The MAALES Project is a community collaborative intervention designed to prevent HIV infection and transmission among African American men who are not part of the gay community. We are a collaboration of researchers and community service providers and activists who are committed to providing HIV prevention in a holistic and culturally relevant context. This includes recognizing the impact of forces such as racism, homophobia, heterosexism, sexism, and gender expectations on individual behavior and relationship dynamics in African American communities.
The intervention: The intervention is based on elements of the Critical Thinking and Cultural Affirmation (CTCA) intervention developed by Cleo Manago and the theory of Reasoned Action and Planned Behavior developed by Icek Ajzen and Martin Fishbein.
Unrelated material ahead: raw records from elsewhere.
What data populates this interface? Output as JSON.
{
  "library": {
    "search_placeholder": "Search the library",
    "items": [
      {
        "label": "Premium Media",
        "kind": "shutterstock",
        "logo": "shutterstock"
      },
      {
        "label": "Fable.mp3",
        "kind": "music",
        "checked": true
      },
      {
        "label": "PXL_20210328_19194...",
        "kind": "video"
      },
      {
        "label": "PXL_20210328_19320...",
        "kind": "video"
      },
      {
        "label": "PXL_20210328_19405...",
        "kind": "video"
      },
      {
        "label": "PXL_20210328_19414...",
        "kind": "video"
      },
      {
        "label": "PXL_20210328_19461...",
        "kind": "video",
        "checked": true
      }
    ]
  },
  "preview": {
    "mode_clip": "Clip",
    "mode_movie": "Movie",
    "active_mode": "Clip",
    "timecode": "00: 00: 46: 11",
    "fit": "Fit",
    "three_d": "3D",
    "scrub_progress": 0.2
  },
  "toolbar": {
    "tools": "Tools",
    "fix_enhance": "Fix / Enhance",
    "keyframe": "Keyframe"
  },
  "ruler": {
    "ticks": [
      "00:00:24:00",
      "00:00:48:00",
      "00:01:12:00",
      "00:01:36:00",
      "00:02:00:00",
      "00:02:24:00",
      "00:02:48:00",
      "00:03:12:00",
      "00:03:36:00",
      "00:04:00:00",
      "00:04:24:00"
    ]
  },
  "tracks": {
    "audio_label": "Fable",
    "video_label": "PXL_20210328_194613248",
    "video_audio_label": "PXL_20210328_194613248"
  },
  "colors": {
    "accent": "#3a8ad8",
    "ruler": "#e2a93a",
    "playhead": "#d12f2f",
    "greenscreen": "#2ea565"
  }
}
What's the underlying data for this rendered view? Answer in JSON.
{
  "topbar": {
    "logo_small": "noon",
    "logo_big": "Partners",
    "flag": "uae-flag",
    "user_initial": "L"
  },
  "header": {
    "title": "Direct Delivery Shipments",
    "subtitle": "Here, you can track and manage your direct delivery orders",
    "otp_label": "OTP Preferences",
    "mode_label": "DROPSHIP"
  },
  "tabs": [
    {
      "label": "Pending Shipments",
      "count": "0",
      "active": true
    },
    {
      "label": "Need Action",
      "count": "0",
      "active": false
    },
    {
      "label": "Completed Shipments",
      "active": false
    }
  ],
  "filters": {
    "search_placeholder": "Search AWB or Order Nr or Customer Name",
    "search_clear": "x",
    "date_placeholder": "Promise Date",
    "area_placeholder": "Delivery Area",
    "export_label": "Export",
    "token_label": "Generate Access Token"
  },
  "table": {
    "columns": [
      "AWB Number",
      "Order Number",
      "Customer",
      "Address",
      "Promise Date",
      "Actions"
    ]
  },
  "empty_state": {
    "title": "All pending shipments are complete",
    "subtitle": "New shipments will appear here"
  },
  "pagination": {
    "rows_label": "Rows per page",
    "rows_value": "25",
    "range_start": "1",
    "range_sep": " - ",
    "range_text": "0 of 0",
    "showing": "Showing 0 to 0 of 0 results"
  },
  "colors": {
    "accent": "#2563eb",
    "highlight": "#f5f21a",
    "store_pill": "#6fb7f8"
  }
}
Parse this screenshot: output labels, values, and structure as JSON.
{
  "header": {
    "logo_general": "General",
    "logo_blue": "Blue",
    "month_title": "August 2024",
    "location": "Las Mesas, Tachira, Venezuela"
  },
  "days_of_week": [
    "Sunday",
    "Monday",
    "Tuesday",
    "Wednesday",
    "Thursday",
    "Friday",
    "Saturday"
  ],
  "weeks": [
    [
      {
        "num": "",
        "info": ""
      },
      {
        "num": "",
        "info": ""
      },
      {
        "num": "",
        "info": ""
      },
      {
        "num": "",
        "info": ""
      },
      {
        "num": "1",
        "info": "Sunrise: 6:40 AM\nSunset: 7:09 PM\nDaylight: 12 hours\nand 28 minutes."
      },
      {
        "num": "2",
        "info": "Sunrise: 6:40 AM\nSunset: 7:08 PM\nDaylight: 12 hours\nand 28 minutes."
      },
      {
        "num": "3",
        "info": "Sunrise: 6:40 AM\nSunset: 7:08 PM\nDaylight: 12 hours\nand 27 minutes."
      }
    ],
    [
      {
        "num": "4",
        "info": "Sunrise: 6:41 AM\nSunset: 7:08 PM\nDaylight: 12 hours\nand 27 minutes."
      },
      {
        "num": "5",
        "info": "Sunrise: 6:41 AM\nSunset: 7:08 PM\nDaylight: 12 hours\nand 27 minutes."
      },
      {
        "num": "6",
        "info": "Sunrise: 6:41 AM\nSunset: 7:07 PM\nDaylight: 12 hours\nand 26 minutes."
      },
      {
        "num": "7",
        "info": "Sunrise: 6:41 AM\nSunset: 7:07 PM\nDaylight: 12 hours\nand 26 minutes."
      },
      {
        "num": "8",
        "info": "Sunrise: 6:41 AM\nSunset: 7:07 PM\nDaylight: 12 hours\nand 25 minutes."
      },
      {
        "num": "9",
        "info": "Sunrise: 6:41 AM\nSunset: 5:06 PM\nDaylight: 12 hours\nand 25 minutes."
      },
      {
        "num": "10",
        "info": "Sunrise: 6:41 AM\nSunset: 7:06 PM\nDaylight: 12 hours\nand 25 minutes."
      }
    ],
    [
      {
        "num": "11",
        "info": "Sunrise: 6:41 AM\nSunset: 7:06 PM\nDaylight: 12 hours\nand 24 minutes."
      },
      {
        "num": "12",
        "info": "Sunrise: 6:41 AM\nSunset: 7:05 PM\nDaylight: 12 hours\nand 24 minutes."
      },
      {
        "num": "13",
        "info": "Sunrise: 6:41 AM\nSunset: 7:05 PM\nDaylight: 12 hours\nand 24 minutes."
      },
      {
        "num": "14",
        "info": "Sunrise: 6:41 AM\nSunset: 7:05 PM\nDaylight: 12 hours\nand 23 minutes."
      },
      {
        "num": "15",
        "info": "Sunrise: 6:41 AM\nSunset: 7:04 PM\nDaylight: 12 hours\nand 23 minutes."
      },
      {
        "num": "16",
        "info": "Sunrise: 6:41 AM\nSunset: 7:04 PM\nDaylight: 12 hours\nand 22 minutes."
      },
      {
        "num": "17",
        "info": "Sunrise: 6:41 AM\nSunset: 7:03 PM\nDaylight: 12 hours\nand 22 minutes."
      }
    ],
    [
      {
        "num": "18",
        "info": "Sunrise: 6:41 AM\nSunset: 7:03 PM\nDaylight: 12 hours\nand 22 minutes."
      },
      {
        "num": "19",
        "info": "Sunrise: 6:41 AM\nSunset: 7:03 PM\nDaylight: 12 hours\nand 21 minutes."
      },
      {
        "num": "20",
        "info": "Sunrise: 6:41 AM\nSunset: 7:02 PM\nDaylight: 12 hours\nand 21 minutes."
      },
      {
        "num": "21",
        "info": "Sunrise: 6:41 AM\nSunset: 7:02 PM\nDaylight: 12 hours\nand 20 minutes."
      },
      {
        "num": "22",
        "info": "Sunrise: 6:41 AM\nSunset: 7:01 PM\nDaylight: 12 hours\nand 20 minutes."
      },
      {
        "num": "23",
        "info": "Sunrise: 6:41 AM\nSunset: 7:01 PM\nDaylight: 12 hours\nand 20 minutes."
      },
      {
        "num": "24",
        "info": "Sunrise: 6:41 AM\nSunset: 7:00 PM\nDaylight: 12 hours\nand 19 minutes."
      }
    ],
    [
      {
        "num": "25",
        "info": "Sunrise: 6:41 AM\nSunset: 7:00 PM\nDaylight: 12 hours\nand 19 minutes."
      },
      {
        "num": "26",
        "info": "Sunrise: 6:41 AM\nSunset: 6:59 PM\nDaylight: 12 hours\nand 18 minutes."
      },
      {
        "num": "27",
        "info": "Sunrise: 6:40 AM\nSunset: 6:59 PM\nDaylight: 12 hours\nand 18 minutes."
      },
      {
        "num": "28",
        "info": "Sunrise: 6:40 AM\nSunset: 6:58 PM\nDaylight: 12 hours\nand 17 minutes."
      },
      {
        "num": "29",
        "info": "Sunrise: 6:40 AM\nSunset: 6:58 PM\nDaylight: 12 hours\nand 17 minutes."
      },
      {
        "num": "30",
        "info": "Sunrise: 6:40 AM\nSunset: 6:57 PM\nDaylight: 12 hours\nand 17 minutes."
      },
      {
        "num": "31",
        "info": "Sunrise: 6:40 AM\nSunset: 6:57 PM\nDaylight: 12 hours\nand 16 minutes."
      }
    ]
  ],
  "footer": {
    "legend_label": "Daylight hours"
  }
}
It involves six two-hour group sessions held over a three-week period. To determine the intervention’s effectiveness, participants will be interviewed prior to participation, immediately after the intervention, and three months after completion. Participants will be compared to a group of men who receive a standard HIV risk-reduction counseling session and are interviewed at similar intervals.
Funding: The intervention and study is funded by the Universitywide AIDS Research Program. Additional, formative research was funded by the Drew University/UCLA/RAND Project EXPORT.
- To contact the MAALES Project, please call 310 825-5474 and ask for one of the MAALES staff or e-mail the Lead Principal Investigator: Dr. Harawa at firstname.lastname@example.org.
Project News/Participant comments
The MAALES Project is currently recruiting new participants.
“The project itself helped me to understand more about my health, change my eating habits, and think about my mother and father’s heart problems. It also helped me to think about and reduce my drinking.”
“I think a lot of times that I am not careful (during sex) because I was drunk.”
“I liked learning more about HIV and being able to ask any questions without being judged or feeling embarrassed.”
“It helped me think more about being safe when with I am with someone.”
“I am able to say no and think about myself and my health. I am more secure about myself and saying no and never worrying if that person would talk to me again.”
“If I'm gon' have sex... I want to use a condom. Get to know that person first.”
“There's no excuse for anybody 19 or younger, even 25, 30 to get the virus. Think before acting. Now that I know. That's what helped me. What can I do to help the community? Keep it safe.”
Links to collaborating agencies:
Charles R. Drew University of Medicine and Science
UCLA Semel Institute
The AmASSI Health and Cultural Center
JWCH Institute, Inc.
African American Community Development Initiative